Went for my first run the other day in Vibram Five Fingers KSOs.
Recently there has been a growth in popularity of barefoot running, combined with a rejection of over supportive shoes and the orthotics prescribed by many podiatrists. The idea is that over supporting the foot weakens all the muscles and connective tissues in the foot and leads to alignment problems and commonly sore knees. However if you go to many road running shops with sore knees you will be sold a more cushioned and supportive shoe. If you go to a podiatrist with sore knees you may well end up with shoe orthotics to correct the fact that your feet slump when not supported. Bare foot running is proposed as a long term solution to these problems. Bare foot running will stimulate all these weakened muscles and tissues to regrow and sort out your aligned problems and soreness. It’s not something you do every run just to be added in and gradually built up a bit.

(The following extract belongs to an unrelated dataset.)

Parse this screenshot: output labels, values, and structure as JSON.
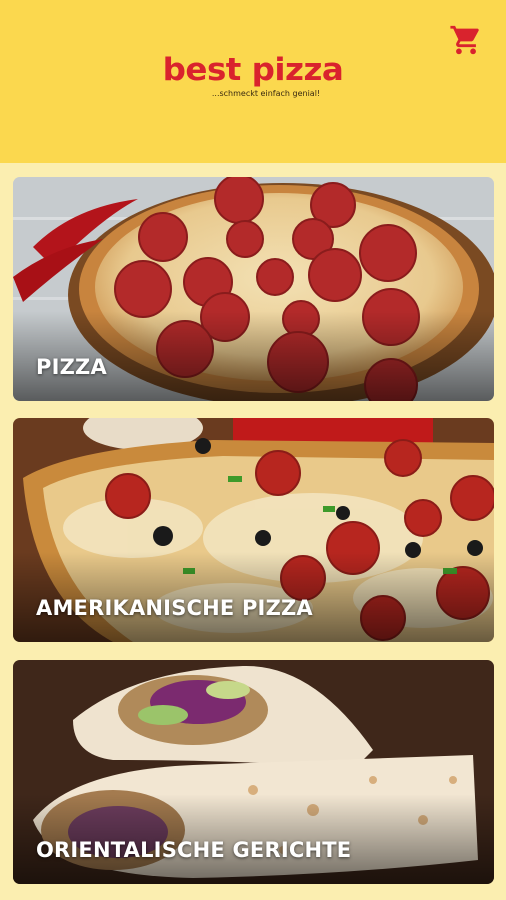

There is much debate on the subject and of course one solution will not work for everybody. My podiatrist pointed out that if your alignment is genetically flawed to begin with then no amount of barefoot running will correct that. My experience is that I got some orthotics last year which really helped the sore knees which had developed from doing more super long fell races and BG training. But my knees are not as good as there were 2 years ago and so I am hoping that some barefoot running, stretching and use of orthotics (whether permanently or temporarily) will all combine to sort me out. I am not promoting either school of thought particularly at the moment just trying a number of solutions to improve my knees.
Barefoot running is a great goal but difficult to find a surface suitable enough to do it on, which is where the Vibram Five Fingers come in. They are basically rubber covers for your feet, very light and flexible which allow your toes to move independently. They look daft (obviously) but that’s hardly the point. VFF’s allow you to run anywhere you want without worrying about cutting your feet.
My first run was very educational indeed. It is very apparent which part of my foot strikes the ground first and how that changes over time and gradient. It turns out that I† am only just a mid foot striker (actually rear foot downhill) where as I would have said I was a definite mid foot runner. Shortening my stride length and upping cadence downhill lessened the obvious impact of downhill heel striking with no cushioning. The underfoot protection even over rough and stony ground seemed fine although the grip on wet grass and mud would be in the ‘scary’ category (there are models with better grip).
I did a 35min off road run in the wet, maybe a bit long for the first outing and my knees did feel funny towards the end, but no soreness after.
My plan is to run once a week in them and see what happens over time.